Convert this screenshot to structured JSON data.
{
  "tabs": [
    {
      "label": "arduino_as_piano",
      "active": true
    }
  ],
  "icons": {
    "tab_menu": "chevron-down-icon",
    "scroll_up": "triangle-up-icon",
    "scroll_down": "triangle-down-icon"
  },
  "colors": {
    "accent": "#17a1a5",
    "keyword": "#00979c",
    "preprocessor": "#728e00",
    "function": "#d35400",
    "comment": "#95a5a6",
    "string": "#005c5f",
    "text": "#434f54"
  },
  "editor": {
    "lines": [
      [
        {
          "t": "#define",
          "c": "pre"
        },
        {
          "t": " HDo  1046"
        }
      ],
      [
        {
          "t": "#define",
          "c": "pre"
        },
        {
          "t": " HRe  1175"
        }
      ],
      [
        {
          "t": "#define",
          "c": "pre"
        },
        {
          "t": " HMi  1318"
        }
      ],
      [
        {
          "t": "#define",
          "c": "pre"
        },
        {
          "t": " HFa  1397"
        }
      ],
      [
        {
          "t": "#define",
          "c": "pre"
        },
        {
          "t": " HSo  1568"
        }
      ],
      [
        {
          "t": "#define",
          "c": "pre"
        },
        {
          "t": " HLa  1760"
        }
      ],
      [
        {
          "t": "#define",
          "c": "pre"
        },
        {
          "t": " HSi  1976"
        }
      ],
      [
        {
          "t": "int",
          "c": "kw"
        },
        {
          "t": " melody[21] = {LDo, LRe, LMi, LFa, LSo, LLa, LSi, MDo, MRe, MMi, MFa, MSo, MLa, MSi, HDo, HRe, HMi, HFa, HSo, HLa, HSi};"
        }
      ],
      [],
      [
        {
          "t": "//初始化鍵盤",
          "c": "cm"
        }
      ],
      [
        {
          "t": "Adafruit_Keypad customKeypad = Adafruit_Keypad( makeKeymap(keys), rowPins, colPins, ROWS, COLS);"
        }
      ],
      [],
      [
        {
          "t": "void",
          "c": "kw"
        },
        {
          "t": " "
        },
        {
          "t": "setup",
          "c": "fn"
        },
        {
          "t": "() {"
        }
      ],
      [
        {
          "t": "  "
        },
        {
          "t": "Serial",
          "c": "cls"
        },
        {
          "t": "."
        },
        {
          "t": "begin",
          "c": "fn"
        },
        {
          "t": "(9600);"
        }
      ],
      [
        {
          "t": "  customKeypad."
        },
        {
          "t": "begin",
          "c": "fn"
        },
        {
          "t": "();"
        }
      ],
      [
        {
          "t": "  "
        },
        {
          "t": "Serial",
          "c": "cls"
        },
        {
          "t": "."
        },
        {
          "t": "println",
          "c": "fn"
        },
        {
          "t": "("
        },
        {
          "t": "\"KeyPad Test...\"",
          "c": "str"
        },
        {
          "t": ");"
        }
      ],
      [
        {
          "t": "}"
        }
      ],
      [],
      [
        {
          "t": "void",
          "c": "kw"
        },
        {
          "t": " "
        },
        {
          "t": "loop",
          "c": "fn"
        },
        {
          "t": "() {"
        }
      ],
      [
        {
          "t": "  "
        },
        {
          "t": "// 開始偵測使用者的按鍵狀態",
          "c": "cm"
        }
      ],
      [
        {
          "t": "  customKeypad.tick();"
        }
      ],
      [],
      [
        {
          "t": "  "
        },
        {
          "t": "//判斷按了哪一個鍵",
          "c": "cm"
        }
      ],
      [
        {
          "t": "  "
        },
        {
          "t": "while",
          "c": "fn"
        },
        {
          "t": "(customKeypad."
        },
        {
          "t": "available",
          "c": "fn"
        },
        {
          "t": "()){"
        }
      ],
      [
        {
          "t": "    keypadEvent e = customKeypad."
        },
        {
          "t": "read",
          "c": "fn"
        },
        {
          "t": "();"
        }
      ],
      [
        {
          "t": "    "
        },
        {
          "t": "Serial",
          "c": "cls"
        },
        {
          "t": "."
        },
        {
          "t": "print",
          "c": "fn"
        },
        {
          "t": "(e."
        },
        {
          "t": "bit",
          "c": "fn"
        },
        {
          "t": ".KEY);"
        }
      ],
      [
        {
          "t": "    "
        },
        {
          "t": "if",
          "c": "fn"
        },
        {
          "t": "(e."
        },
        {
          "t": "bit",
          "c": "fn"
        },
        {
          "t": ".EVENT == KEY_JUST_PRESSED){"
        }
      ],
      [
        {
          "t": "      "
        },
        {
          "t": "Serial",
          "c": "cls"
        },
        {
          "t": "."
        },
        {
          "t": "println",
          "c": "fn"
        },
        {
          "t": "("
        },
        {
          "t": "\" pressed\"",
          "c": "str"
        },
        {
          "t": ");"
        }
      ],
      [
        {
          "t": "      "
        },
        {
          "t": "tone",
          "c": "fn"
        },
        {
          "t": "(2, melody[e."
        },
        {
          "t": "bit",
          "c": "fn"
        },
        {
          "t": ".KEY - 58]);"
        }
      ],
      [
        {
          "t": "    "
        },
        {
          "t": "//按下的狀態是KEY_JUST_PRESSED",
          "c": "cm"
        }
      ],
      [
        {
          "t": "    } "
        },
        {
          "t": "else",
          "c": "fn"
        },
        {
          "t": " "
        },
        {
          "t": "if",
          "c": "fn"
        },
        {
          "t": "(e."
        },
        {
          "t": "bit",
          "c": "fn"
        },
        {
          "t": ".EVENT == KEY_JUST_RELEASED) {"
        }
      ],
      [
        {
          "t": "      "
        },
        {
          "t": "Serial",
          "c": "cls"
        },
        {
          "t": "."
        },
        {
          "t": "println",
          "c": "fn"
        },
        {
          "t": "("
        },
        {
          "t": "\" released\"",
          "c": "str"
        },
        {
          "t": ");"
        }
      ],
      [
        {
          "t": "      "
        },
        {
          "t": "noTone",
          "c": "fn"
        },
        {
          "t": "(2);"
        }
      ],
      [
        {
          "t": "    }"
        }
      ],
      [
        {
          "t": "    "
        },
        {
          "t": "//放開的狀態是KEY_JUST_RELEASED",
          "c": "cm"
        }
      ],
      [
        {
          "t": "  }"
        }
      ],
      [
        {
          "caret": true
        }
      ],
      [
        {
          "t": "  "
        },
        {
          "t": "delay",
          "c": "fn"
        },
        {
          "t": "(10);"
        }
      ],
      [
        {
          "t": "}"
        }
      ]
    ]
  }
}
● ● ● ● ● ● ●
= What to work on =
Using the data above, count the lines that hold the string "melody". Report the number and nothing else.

= Solved exercise =
2